A wallet is a necessity for protecting your cash and credit cards in the same way that a crypto wallet is necessary for protecting your cryptocurrency. If you’re using an exchange or trading platform, you might be able to keep your digital currency “keys” in your account in either private or public modes respectively.
As with any other financial transaction that requires an internet connection, there are two sorts of cryptocurrency wallets: a soft wallet (hot wallet) that is connected to the internet and hardware that is not connected to the internet (also known as a cold wallet).
A public key is similar to a bank account number in that only the owner has access to it. Sending and receiving money from another person’s account is made possible by providing them with your account information. On the other hand, a private key is like your bank account or debit card’s PIN. What your wallet does is store information about your public and private keys, which correspond to your ownership interest in the digital currency you’re holding.
Cold Wallets: Pros and Cons
Hardware wallets and cold storage are two words that people sometimes used to describe these types of wallets. In order to keep your keys safe, the user needs to keep them on a device that is always disconnected from the Internet.
Various types of cold wallets can be used to store cryptocurrency, from basic hardware wallets like the Ledger Nano X to more complex setups like Xapo’s Swiss mountain bunker, while the popular cold wallets look like USB drives.
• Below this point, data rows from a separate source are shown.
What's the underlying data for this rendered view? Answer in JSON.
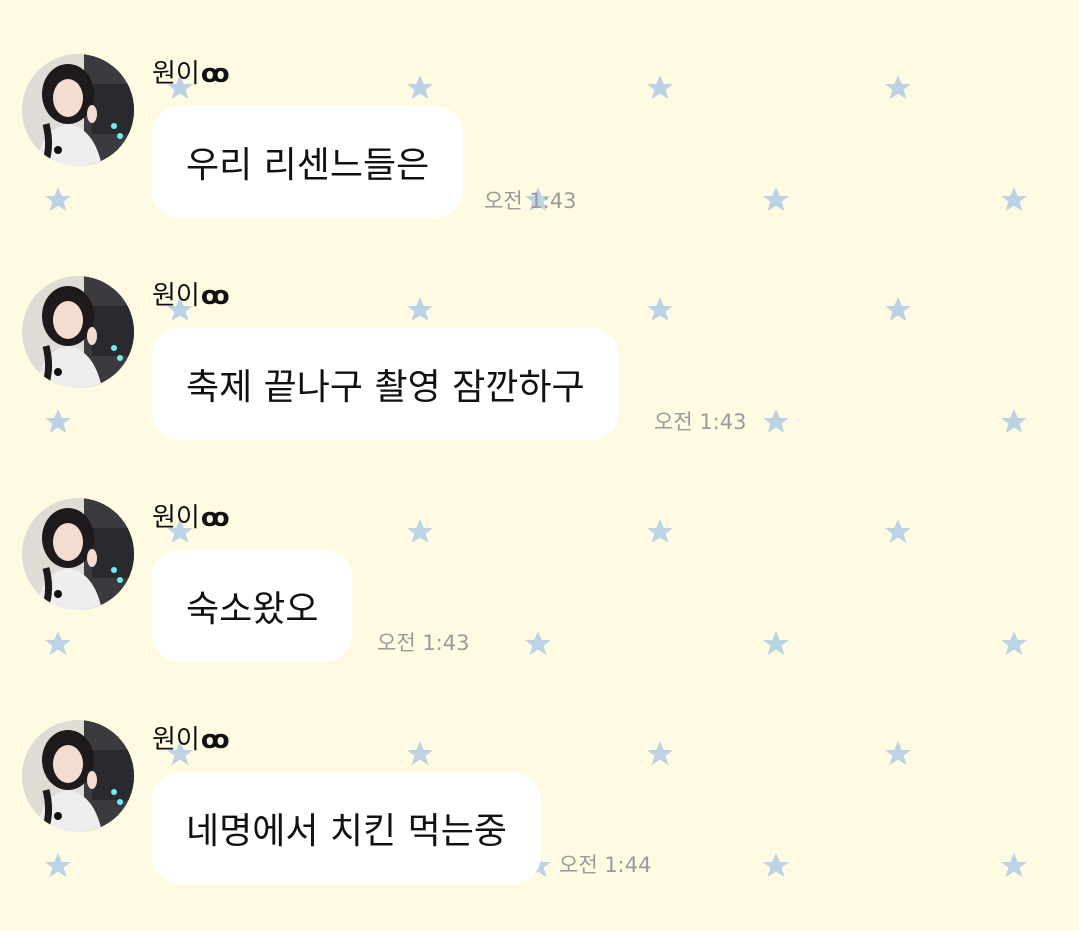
{
  "chat": {
    "background_color": "#fffbe3",
    "star_color": "#bcd3e6",
    "messages": [
      {
        "sender": "원이",
        "sender_deco": "ꝏ",
        "text": "우리 리센느들은",
        "time": "오전 1:43"
      },
      {
        "sender": "원이",
        "sender_deco": "ꝏ",
        "text": "축제 끝나구 촬영 잠깐하구",
        "time": "오전 1:43"
      },
      {
        "sender": "원이",
        "sender_deco": "ꝏ",
        "text": "숙소왔오",
        "time": "오전 1:43"
      },
      {
        "sender": "원이",
        "sender_deco": "ꝏ",
        "text": "네명에서 치킨 먹는중",
        "time": "오전 1:44"
      }
    ]
  }
}
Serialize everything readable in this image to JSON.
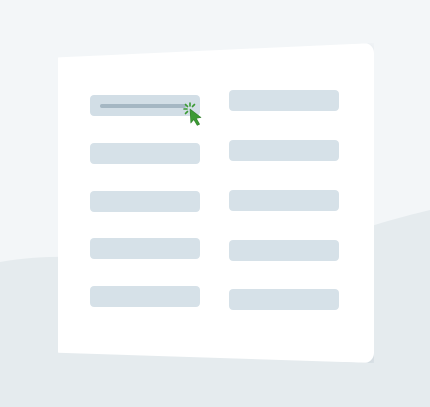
{
  "illustration": {
    "background_color": "#f3f6f8",
    "background_shape_color": "#e5ebee",
    "card_color": "#ffffff",
    "field_color": "#d6e1e8",
    "field_fill_indicator_color": "#a5b7c3",
    "cursor_color": "#3b9a34",
    "cursor_icon": "click-arrow-icon",
    "form": {
      "columns": 2,
      "rows": 5,
      "selected_field": "row 1, column 1"
    }
  }
}
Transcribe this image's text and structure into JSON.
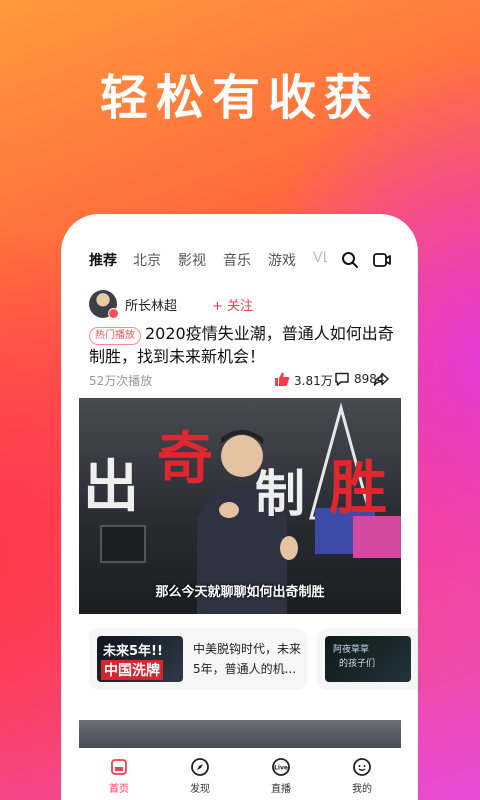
{
  "headline": "轻松有收获",
  "tabs": [
    "推荐",
    "北京",
    "影视",
    "音乐",
    "游戏",
    "VL"
  ],
  "post": {
    "author": "所长林超",
    "follow_label": "+ 关注",
    "badge": "热门播放",
    "title": "2020疫情失业潮，普通人如何出奇制胜，找到未来新机会！",
    "plays": "52万次播放",
    "likes": "3.81万",
    "comments": "8984"
  },
  "video": {
    "caption": "那么今天就聊聊如何出奇制胜",
    "overlay_title": "出奇制胜"
  },
  "recommendations": [
    {
      "thumb_line1": "未来5年!!",
      "thumb_line2": "中国洗牌",
      "text": "中美脱钩时代，未来5年，普通人的机..."
    },
    {
      "thumb_line1": "阿夜草草",
      "thumb_line2": "的孩子们"
    }
  ],
  "bottom_nav": [
    {
      "label": "首页",
      "icon": "home-icon"
    },
    {
      "label": "发现",
      "icon": "compass-icon"
    },
    {
      "label": "直播",
      "icon": "live-icon"
    },
    {
      "label": "我的",
      "icon": "profile-icon"
    }
  ],
  "colors": {
    "accent": "#ff3b4a"
  }
}
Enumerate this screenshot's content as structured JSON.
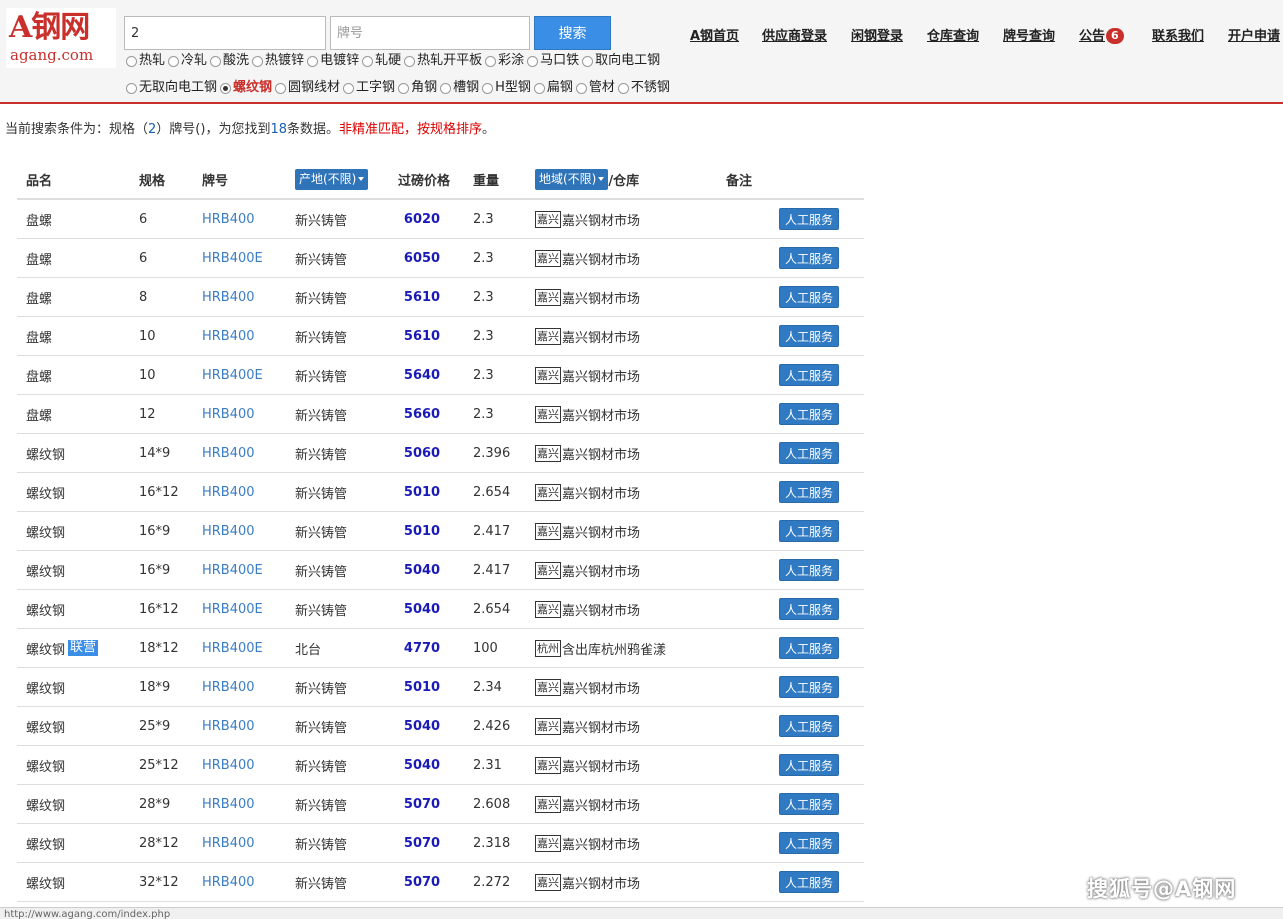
{
  "logo": {
    "main": "A钢网",
    "sub": "agang.com"
  },
  "search": {
    "spec_value": "2",
    "brand_placeholder": "牌号",
    "button_label": "搜索"
  },
  "nav": [
    {
      "label": "A钢首页"
    },
    {
      "label": "供应商登录"
    },
    {
      "label": "闲钢登录"
    },
    {
      "label": "仓库查询"
    },
    {
      "label": "牌号查询"
    },
    {
      "label": "公告",
      "badge": "6"
    },
    {
      "label": "联系我们"
    },
    {
      "label": "开户申请"
    }
  ],
  "categories_row1": [
    "热轧",
    "冷轧",
    "酸洗",
    "热镀锌",
    "电镀锌",
    "轧硬",
    "热轧开平板",
    "彩涂",
    "马口铁",
    "取向电工钢"
  ],
  "categories_row2": [
    "无取向电工钢",
    "螺纹钢",
    "圆钢线材",
    "工字钢",
    "角钢",
    "槽钢",
    "H型钢",
    "扁钢",
    "管材",
    "不锈钢"
  ],
  "selected_category": "螺纹钢",
  "summary": {
    "prefix": "当前搜索条件为：规格（",
    "spec": "2",
    "middle": "）牌号()，为您找到",
    "count": "18",
    "suffix": "条数据。",
    "notice": "非精准匹配，按规格排序",
    "end": "。"
  },
  "table": {
    "headers": {
      "name": "品名",
      "spec": "规格",
      "brand": "牌号",
      "origin_filter": "产地(不限)",
      "price": "过磅价格",
      "weight": "重量",
      "region_filter": "地域(不限)",
      "warehouse_suffix": "/仓库",
      "note": "备注"
    },
    "action_label": "人工服务",
    "rows": [
      {
        "name": "盘螺",
        "tag": "",
        "spec": "6",
        "brand": "HRB400",
        "origin": "新兴铸管",
        "price": "6020",
        "weight": "2.3",
        "region": "嘉兴",
        "warehouse": "嘉兴钢材市场"
      },
      {
        "name": "盘螺",
        "tag": "",
        "spec": "6",
        "brand": "HRB400E",
        "origin": "新兴铸管",
        "price": "6050",
        "weight": "2.3",
        "region": "嘉兴",
        "warehouse": "嘉兴钢材市场"
      },
      {
        "name": "盘螺",
        "tag": "",
        "spec": "8",
        "brand": "HRB400",
        "origin": "新兴铸管",
        "price": "5610",
        "weight": "2.3",
        "region": "嘉兴",
        "warehouse": "嘉兴钢材市场"
      },
      {
        "name": "盘螺",
        "tag": "",
        "spec": "10",
        "brand": "HRB400",
        "origin": "新兴铸管",
        "price": "5610",
        "weight": "2.3",
        "region": "嘉兴",
        "warehouse": "嘉兴钢材市场"
      },
      {
        "name": "盘螺",
        "tag": "",
        "spec": "10",
        "brand": "HRB400E",
        "origin": "新兴铸管",
        "price": "5640",
        "weight": "2.3",
        "region": "嘉兴",
        "warehouse": "嘉兴钢材市场"
      },
      {
        "name": "盘螺",
        "tag": "",
        "spec": "12",
        "brand": "HRB400",
        "origin": "新兴铸管",
        "price": "5660",
        "weight": "2.3",
        "region": "嘉兴",
        "warehouse": "嘉兴钢材市场"
      },
      {
        "name": "螺纹钢",
        "tag": "",
        "spec": "14*9",
        "brand": "HRB400",
        "origin": "新兴铸管",
        "price": "5060",
        "weight": "2.396",
        "region": "嘉兴",
        "warehouse": "嘉兴钢材市场"
      },
      {
        "name": "螺纹钢",
        "tag": "",
        "spec": "16*12",
        "brand": "HRB400",
        "origin": "新兴铸管",
        "price": "5010",
        "weight": "2.654",
        "region": "嘉兴",
        "warehouse": "嘉兴钢材市场"
      },
      {
        "name": "螺纹钢",
        "tag": "",
        "spec": "16*9",
        "brand": "HRB400",
        "origin": "新兴铸管",
        "price": "5010",
        "weight": "2.417",
        "region": "嘉兴",
        "warehouse": "嘉兴钢材市场"
      },
      {
        "name": "螺纹钢",
        "tag": "",
        "spec": "16*9",
        "brand": "HRB400E",
        "origin": "新兴铸管",
        "price": "5040",
        "weight": "2.417",
        "region": "嘉兴",
        "warehouse": "嘉兴钢材市场"
      },
      {
        "name": "螺纹钢",
        "tag": "",
        "spec": "16*12",
        "brand": "HRB400E",
        "origin": "新兴铸管",
        "price": "5040",
        "weight": "2.654",
        "region": "嘉兴",
        "warehouse": "嘉兴钢材市场"
      },
      {
        "name": "螺纹钢",
        "tag": "联营",
        "spec": "18*12",
        "brand": "HRB400E",
        "origin": "北台",
        "price": "4770",
        "weight": "100",
        "region": "杭州",
        "warehouse": "含出库杭州鸦雀漾"
      },
      {
        "name": "螺纹钢",
        "tag": "",
        "spec": "18*9",
        "brand": "HRB400",
        "origin": "新兴铸管",
        "price": "5010",
        "weight": "2.34",
        "region": "嘉兴",
        "warehouse": "嘉兴钢材市场"
      },
      {
        "name": "螺纹钢",
        "tag": "",
        "spec": "25*9",
        "brand": "HRB400",
        "origin": "新兴铸管",
        "price": "5040",
        "weight": "2.426",
        "region": "嘉兴",
        "warehouse": "嘉兴钢材市场"
      },
      {
        "name": "螺纹钢",
        "tag": "",
        "spec": "25*12",
        "brand": "HRB400",
        "origin": "新兴铸管",
        "price": "5040",
        "weight": "2.31",
        "region": "嘉兴",
        "warehouse": "嘉兴钢材市场"
      },
      {
        "name": "螺纹钢",
        "tag": "",
        "spec": "28*9",
        "brand": "HRB400",
        "origin": "新兴铸管",
        "price": "5070",
        "weight": "2.608",
        "region": "嘉兴",
        "warehouse": "嘉兴钢材市场"
      },
      {
        "name": "螺纹钢",
        "tag": "",
        "spec": "28*12",
        "brand": "HRB400",
        "origin": "新兴铸管",
        "price": "5070",
        "weight": "2.318",
        "region": "嘉兴",
        "warehouse": "嘉兴钢材市场"
      },
      {
        "name": "螺纹钢",
        "tag": "",
        "spec": "32*12",
        "brand": "HRB400",
        "origin": "新兴铸管",
        "price": "5070",
        "weight": "2.272",
        "region": "嘉兴",
        "warehouse": "嘉兴钢材市场"
      }
    ]
  },
  "statusbar": {
    "url": "http://www.agang.com/index.php"
  },
  "watermark": "搜狐号@A钢网",
  "colors": {
    "brand_red": "#c9302c",
    "accent_blue": "#3a8ee6",
    "price_blue": "#1a1ab8",
    "link_blue": "#3b7dc4"
  }
}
They are good for long-term storage because they have limited access and are less vulnerable to cybercriminals.
All cryptocurrency transactions made through a cold wallet are normally subject to a signature process that necessitates the usage of a number of unique keys in order to be completed.
If you are using a cold wallet, your transactions will begin online and then transfer to an offline mode, where the digital signature procedure will take place. Upon successful completion of the signing process, the information pertaining to the complete transaction is transmitted back to the internet network for further processing.
While taking your possessions offline helps protect against hacking and internet attacks, you also run the danger of losing your private keys. This kind of storage has no backup; if you lose your wallet, you lose access to your investments. Additionally, cold wallets can cost up to $150.
Hot Wallets: Pros and Cons
“Hot wallets” are also called software wallets. They can be accessible via a computer or a smartphone in connection to an online environment. Since it’s an online service, you’ll have easier access to your cryptocurrency transactions and data. Exchanges like Binance and Coinbase offer extremely popular online hot wallets
Generally, hot wallets are used for storing and gaining access to cryptocurrency assets. There are hot wallets for Bitcoin miners and traders, which allow them to transmit their digital wealth to the internet in a fraction of a second using their computer’s internet connection. Using a hot wallet, you may send and receive cryptocurrency with relative ease.
With their connection to the internet, hot wallets are not as secure as cold wallets even as a large portion of it is protected by encryption. Hackers are able to access both the public and private keys for an operating system by connecting to it via the internet or other connecting device.
Prerequisites for choosing a wallet
Similarly to how storing any significant thing necessitates a personal decision about the best way to keep it safe while also striking the optimal balance between utility and security, retaining cryptocurrency necessitates a similar decision.
Cold wallets are regarded as more secure than hot wallets for security reasons alone: they are fully separated from the internet. Despite the fact that there are a number of factors and further concessions to consider.
In search for common ground between the convenience of a hot wallet and the security and peace of mind that only a cold wallet can deliver must be factored in. Because there are various popular wallets for exchange, mobile, and hardware, many consumers will end up with multiple versions of each type of wallet.
Each cryptocurrency wallet is designed with a specific purpose in mind, allowing users to use and exchange cryptocurrencies in a safe and straightforward manner.
Using a combination of hot and cold wallets is recommended for large cryptocurrency traders that hold a significant amount of cryptocurrency assets in order to protect the security of their digital asset resources. It makes little difference because investments such as Bitcoin (BTC) are notoriously volatile. A wise rule of thumb to follow while investing or trading is to never invest or trade with more money than you can afford to lose.
Despite the fact that hot and cold wallets have evolved in opposing directions over time, there has been some convergence. Many cryptocurrency users retain their assets in cold storage devices such as hardware wallets. Those who store the majority of their cryptocurrency in an exchange wallet only do so with exchanges that have a solid reputation for security and adhere to the exchange’s security standards.
Most institutions with digital assets divide their funds into two or more distinct wallets: a “cold” wallet that holds the majority of their funds (usually 70% or more) and a “hot” wallet that holds the remaining funds for liquidity management purposes.
Because they are not connected to the internet and are frequently physically isolated, cold wallets are far safer than hot wallets.
Hot wallets, on the other hand typically is suitable for holding only enough funds to satisfy consumer withdrawals, transfers, and other urgent requests. Employing both technologies is a typical strategy for businesses seeking the best of both worlds without sacrificing either.